It was a lively, thought-filled discussion. We all walked away from it deeper and more connected to each other’s struggles.
Then to top off the night, the first Holy Union in Indonesia (so we've been told) and certainly presided at by a RC woman priest (see pics). Ani, the primary organizer of the Women's Coalition of Yogyakarta, and also an actress, helped to arrange it in two days at the Garage Theater - a small innovative group.
For hetersexual couples it is against state law to marry a person of another religion. And of course there is no sanctioned marriage ceremony for LGBT people. And while Yogyakarta intellectuals and activists have developed in 2006 a remarkable document-- the Yogyakarta Principles --which advocate for the sexual rights of all, it is still not socially or religiously accepted to be LGBT.
Given that information, I will use pseudonyms for the two women who so courageously vowed their commitment to one another on that Sunday night in Yogyakarta.
We walk down a small road beside dark rice paddies to the space. Friends began to trickle in - many in hijab. The planning of all this happened in a day, and it really does require some longer description. Ani says - 'just tell us what to do, we've never done anything like this.' The theatre people knew immediately that we needed a set, lights and sound! And so with Kathryn's guiding hand all went to work creating a stage set with chairs, potted plants, table, cloth and candle. "M" (Muslim) in a gorgeous Javanese dress and "C" (Catholic) in a Javanese headband and shirt.
The couple had emailed me in the States asking if I would create a Blessing Ceremony for their relationship. I said I would if we could have a talk the day before (which we did) about what commitment meant to each of them. At that meeting we also decided the elements of the liturgy: Opening Prayer, Readings from sacred texts (Christian Bible & Qur’an), poems that either of them would read, speaking their vows to one another, ring giving, and a final blessing that would be given by all to their commited relationship.

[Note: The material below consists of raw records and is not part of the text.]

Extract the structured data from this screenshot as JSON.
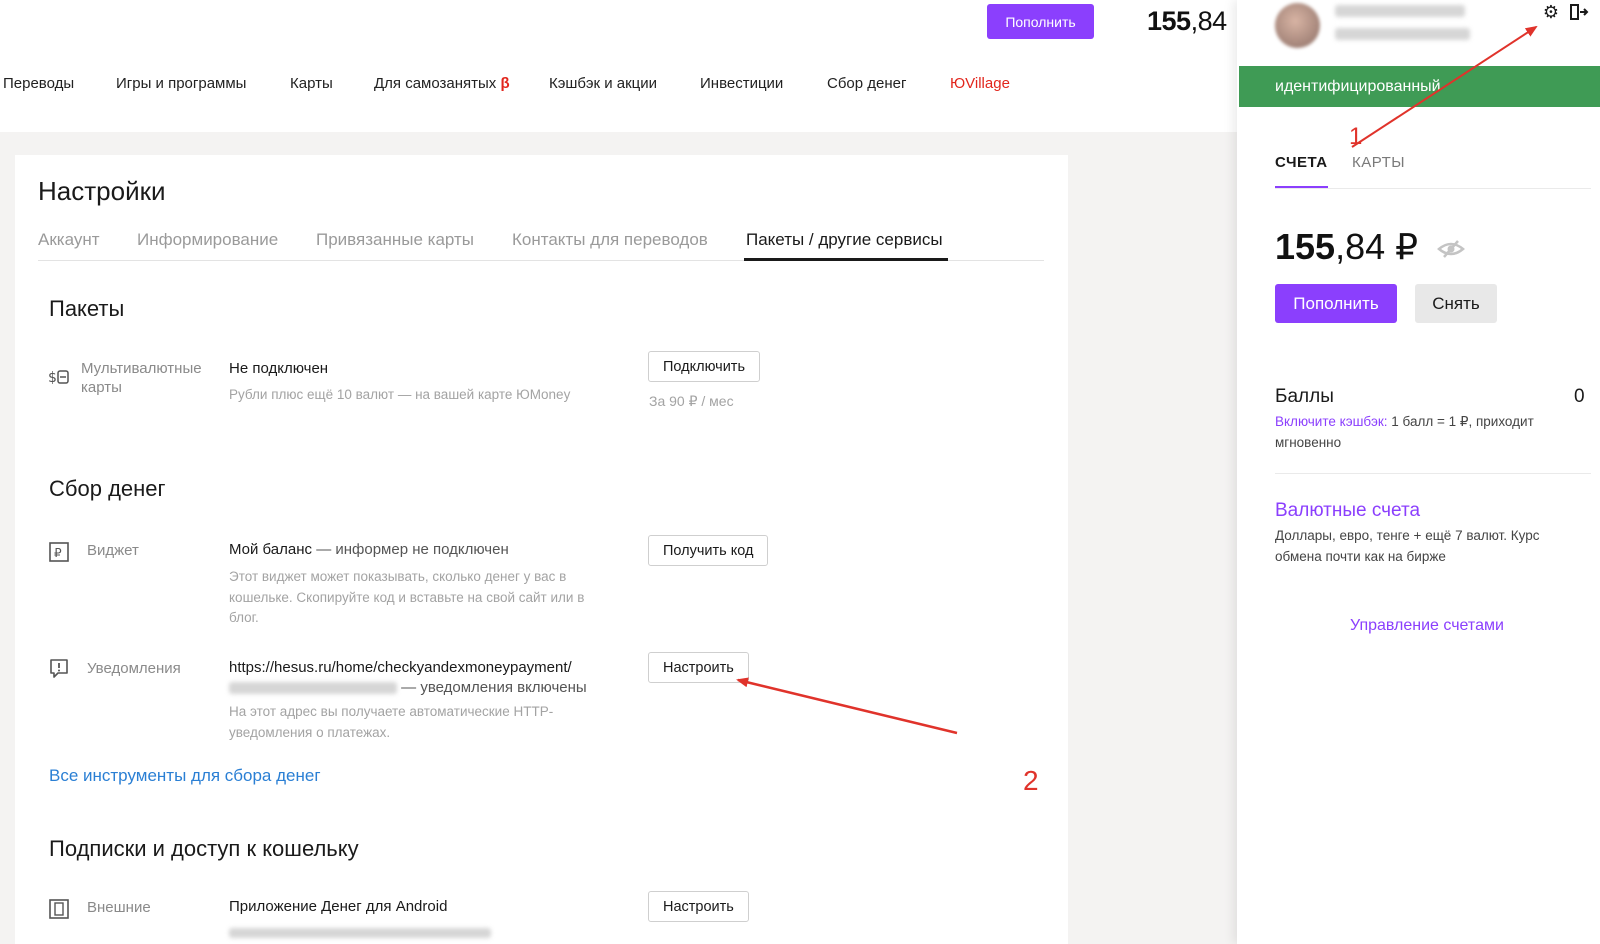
{
  "header": {
    "topup_label": "Пополнить",
    "balance_int": "155",
    "balance_frac": ",84",
    "nav": [
      {
        "label": "Переводы"
      },
      {
        "label": "Игры и программы"
      },
      {
        "label": "Карты"
      },
      {
        "label": "Для самозанятых",
        "badge": "β"
      },
      {
        "label": "Кэшбэк и акции"
      },
      {
        "label": "Инвестиции"
      },
      {
        "label": "Сбор денег"
      },
      {
        "label": "ЮVillage"
      }
    ]
  },
  "settings": {
    "title": "Настройки",
    "tabs": [
      {
        "label": "Аккаунт"
      },
      {
        "label": "Информирование"
      },
      {
        "label": "Привязанные карты"
      },
      {
        "label": "Контакты для переводов"
      },
      {
        "label": "Пакеты / другие сервисы"
      }
    ],
    "packages": {
      "heading": "Пакеты",
      "multicurrency": {
        "label": "Мультивалютные карты",
        "status": "Не подключен",
        "desc": "Рубли плюс ещё 10 валют — на вашей карте ЮMoney",
        "button": "Подключить",
        "price": "За 90 ₽ / мес"
      }
    },
    "fundraising": {
      "heading": "Сбор денег",
      "widget": {
        "label": "Виджет",
        "title": "Мой баланс",
        "status": "— информер не подключен",
        "desc": "Этот виджет может показывать, сколько денег у вас в кошельке. Скопируйте код и вставьте на свой сайт или в блог.",
        "button": "Получить код"
      },
      "notifications": {
        "label": "Уведомления",
        "url": "https://hesus.ru/home/checkyandexmoneypayment/",
        "status": "— уведомления включены",
        "desc": "На этот адрес вы получаете автоматические HTTP-уведомления о платежах.",
        "button": "Настроить"
      },
      "all_tools_link": "Все инструменты для сбора денег"
    },
    "subscriptions": {
      "heading": "Подписки и доступ к кошельку",
      "external": {
        "label": "Внешние",
        "app": "Приложение Денег для Android",
        "button": "Настроить"
      }
    }
  },
  "annotations": {
    "one": "1",
    "two": "2"
  },
  "panel": {
    "status": "идентифицированный",
    "tabs": {
      "accounts": "СЧЕТА",
      "cards": "КАРТЫ"
    },
    "balance_int": "155",
    "balance_frac": ",84 ₽",
    "topup": "Пополнить",
    "withdraw": "Снять",
    "points": {
      "title": "Баллы",
      "value": "0",
      "link": "Включите кэшбэк:",
      "desc": " 1 балл = 1 ₽, приходит мгновенно"
    },
    "fx": {
      "title": "Валютные счета",
      "desc": "Доллары, евро, тенге + ещё 7 валют. Курс обмена почти как на бирже"
    },
    "manage": "Управление счетами"
  },
  "colors": {
    "accent": "#8b3ffd",
    "status_green": "#3f9b55",
    "link_blue": "#2a7fd4",
    "annotation_red": "#e0332b"
  }
}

There were lots of tears. And even a surprise cake that was traditionally cut by the couple---but according to tradition the couple’s parents receive the first pieces. "M" and "C" offered us those esteemed pieces of cake. And lots of "paparazzi" --we're all laughing when we watch the video of it the next day --- how many friends were taking pictures!! Damai, who was the original person who had invited us, gave "M" and "C" a beautiful woven wedding blanket that is traditionally put around the shoulders of the newlyweds. And she also gave one to Kathryn and me! Knowing that the next day would also be abundantly busy we excused ourselves from the celebration at 11:00p, leaving the younger women to enjoy the night! But the memory of this extraordinarily intimate and risky liturgy stays deep within me signaling the courage and vision of young lesbian women in Yogyakarta.
Once again, I note the importance of women priests creating inter-faith alliances across sexualities, genders and ethnicities. We do this in different ways, in different places, but do it we must.

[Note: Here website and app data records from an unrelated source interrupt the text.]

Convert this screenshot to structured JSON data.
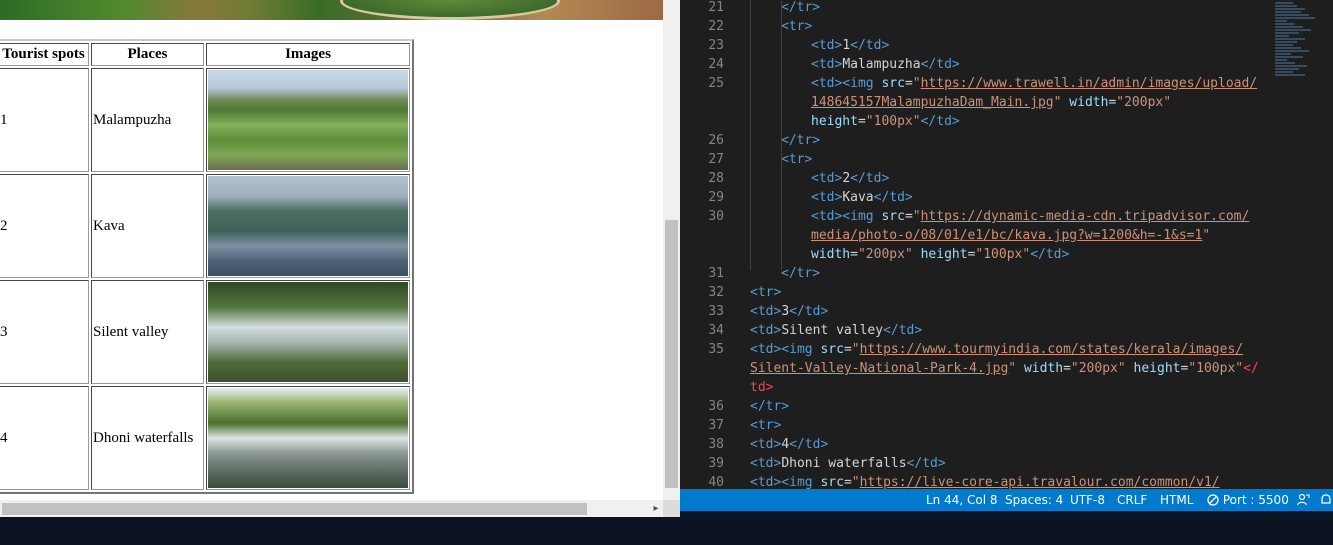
{
  "table": {
    "headers": [
      "Tourist spots",
      "Places",
      "Images"
    ],
    "rows": [
      {
        "num": "1",
        "place": "Malampuzha",
        "image": "malampuzha-dam-garden-photo"
      },
      {
        "num": "2",
        "place": "Kava",
        "image": "kava-lake-hills-photo"
      },
      {
        "num": "3",
        "place": "Silent valley",
        "image": "silent-valley-gate-photo"
      },
      {
        "num": "4",
        "place": "Dhoni waterfalls",
        "image": "dhoni-waterfalls-photo"
      }
    ]
  },
  "editor": {
    "lines": [
      {
        "n": "21",
        "indent": 1,
        "parts": [
          [
            "tag",
            "</tr>"
          ]
        ]
      },
      {
        "n": "22",
        "indent": 1,
        "parts": [
          [
            "tag",
            "<tr>"
          ]
        ]
      },
      {
        "n": "23",
        "indent": 2,
        "parts": [
          [
            "tag",
            "<td>"
          ],
          [
            "txt",
            "1"
          ],
          [
            "tag",
            "</td>"
          ]
        ]
      },
      {
        "n": "24",
        "indent": 2,
        "parts": [
          [
            "tag",
            "<td>"
          ],
          [
            "txt",
            "Malampuzha"
          ],
          [
            "tag",
            "</td>"
          ]
        ]
      },
      {
        "n": "25",
        "indent": 2,
        "parts": [
          [
            "tag",
            "<td><img "
          ],
          [
            "attr",
            "src"
          ],
          [
            "txt",
            "="
          ],
          [
            "str",
            "\""
          ],
          [
            "url",
            "https://www.trawell.in/admin/images/upload/"
          ]
        ]
      },
      {
        "n": "",
        "indent": 2,
        "parts": [
          [
            "url",
            "148645157MalampuzhaDam_Main.jpg"
          ],
          [
            "str",
            "\""
          ],
          [
            "txt",
            " "
          ],
          [
            "attr",
            "width"
          ],
          [
            "txt",
            "="
          ],
          [
            "str",
            "\"200px\""
          ]
        ]
      },
      {
        "n": "",
        "indent": 2,
        "parts": [
          [
            "attr",
            "height"
          ],
          [
            "txt",
            "="
          ],
          [
            "str",
            "\"100px\""
          ],
          [
            "tag",
            "</td>"
          ]
        ]
      },
      {
        "n": "26",
        "indent": 1,
        "parts": [
          [
            "tag",
            "</tr>"
          ]
        ]
      },
      {
        "n": "27",
        "indent": 1,
        "parts": [
          [
            "tag",
            "<tr>"
          ]
        ]
      },
      {
        "n": "28",
        "indent": 2,
        "parts": [
          [
            "tag",
            "<td>"
          ],
          [
            "txt",
            "2"
          ],
          [
            "tag",
            "</td>"
          ]
        ]
      },
      {
        "n": "29",
        "indent": 2,
        "parts": [
          [
            "tag",
            "<td>"
          ],
          [
            "txt",
            "Kava"
          ],
          [
            "tag",
            "</td>"
          ]
        ]
      },
      {
        "n": "30",
        "indent": 2,
        "parts": [
          [
            "tag",
            "<td><img "
          ],
          [
            "attr",
            "src"
          ],
          [
            "txt",
            "="
          ],
          [
            "str",
            "\""
          ],
          [
            "url",
            "https://dynamic-media-cdn.tripadvisor.com/"
          ]
        ]
      },
      {
        "n": "",
        "indent": 2,
        "parts": [
          [
            "url",
            "media/photo-o/08/01/e1/bc/kava.jpg?w=1200&h=-1&s=1"
          ],
          [
            "str",
            "\""
          ]
        ]
      },
      {
        "n": "",
        "indent": 2,
        "parts": [
          [
            "attr",
            "width"
          ],
          [
            "txt",
            "="
          ],
          [
            "str",
            "\"200px\""
          ],
          [
            "txt",
            " "
          ],
          [
            "attr",
            "height"
          ],
          [
            "txt",
            "="
          ],
          [
            "str",
            "\"100px\""
          ],
          [
            "tag",
            "</td>"
          ]
        ]
      },
      {
        "n": "31",
        "indent": 1,
        "parts": [
          [
            "tag",
            "</tr>"
          ]
        ]
      },
      {
        "n": "32",
        "indent": 0,
        "parts": [
          [
            "tag",
            "<tr>"
          ]
        ]
      },
      {
        "n": "33",
        "indent": 0,
        "parts": [
          [
            "tag",
            "<td>"
          ],
          [
            "txt",
            "3"
          ],
          [
            "tag",
            "</td>"
          ]
        ]
      },
      {
        "n": "34",
        "indent": 0,
        "parts": [
          [
            "tag",
            "<td>"
          ],
          [
            "txt",
            "Silent valley"
          ],
          [
            "tag",
            "</td>"
          ]
        ]
      },
      {
        "n": "35",
        "indent": 0,
        "parts": [
          [
            "tag",
            "<td><img "
          ],
          [
            "attr",
            "src"
          ],
          [
            "txt",
            "="
          ],
          [
            "str",
            "\""
          ],
          [
            "url",
            "https://www.tourmyindia.com/states/kerala/images/"
          ]
        ]
      },
      {
        "n": "",
        "indent": 0,
        "parts": [
          [
            "url",
            "Silent-Valley-National-Park-4.jpg"
          ],
          [
            "str",
            "\""
          ],
          [
            "txt",
            " "
          ],
          [
            "attr",
            "width"
          ],
          [
            "txt",
            "="
          ],
          [
            "str",
            "\"200px\""
          ],
          [
            "txt",
            " "
          ],
          [
            "attr",
            "height"
          ],
          [
            "txt",
            "="
          ],
          [
            "str",
            "\"100px\""
          ],
          [
            "err",
            "</"
          ]
        ]
      },
      {
        "n": "",
        "indent": 0,
        "parts": [
          [
            "err",
            "td>"
          ]
        ]
      },
      {
        "n": "36",
        "indent": 0,
        "parts": [
          [
            "tag",
            "</tr>"
          ]
        ]
      },
      {
        "n": "37",
        "indent": 0,
        "parts": [
          [
            "tag",
            "<tr>"
          ]
        ]
      },
      {
        "n": "38",
        "indent": 0,
        "parts": [
          [
            "tag",
            "<td>"
          ],
          [
            "txt",
            "4"
          ],
          [
            "tag",
            "</td>"
          ]
        ]
      },
      {
        "n": "39",
        "indent": 0,
        "parts": [
          [
            "tag",
            "<td>"
          ],
          [
            "txt",
            "Dhoni waterfalls"
          ],
          [
            "tag",
            "</td>"
          ]
        ]
      },
      {
        "n": "40",
        "indent": 0,
        "parts": [
          [
            "tag",
            "<td><img "
          ],
          [
            "attr",
            "src"
          ],
          [
            "txt",
            "="
          ],
          [
            "str",
            "\""
          ],
          [
            "url",
            "https://live-core-api.travalour.com/common/v1/"
          ]
        ]
      }
    ]
  },
  "statusbar": {
    "position": "Ln 44, Col 8",
    "spaces": "Spaces: 4",
    "encoding": "UTF-8",
    "eol": "CRLF",
    "language": "HTML",
    "port": "Port : 5500"
  },
  "colors": {
    "statusbar": "#007acc",
    "editor_bg": "#1e1e1e",
    "tag": "#569cd6",
    "attr": "#9cdcfe",
    "string": "#ce9178"
  }
}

Off to a FANTASTIC rehearsal of Theater Dinasti - a Muslim progressive theater like Philippine PETA. They've traveled the world. The rehearsal was outside, under the stars and we curled up with the women on mats and drank hot sweet tea and some
rice snacks as we watched. The work was so physical and funny with this amazing fushion gamelon orchestra backup. The play was about Iblis (Muslim lucifer) and a commentary on Indonesian societies' responsibility for its own complicity and lack of will to challenge authority. Afterwards, we had a rice-chicken satay meal wrapped in banana leaf and newspaper and sat in a big circle with the actors and orchestra talking about the play.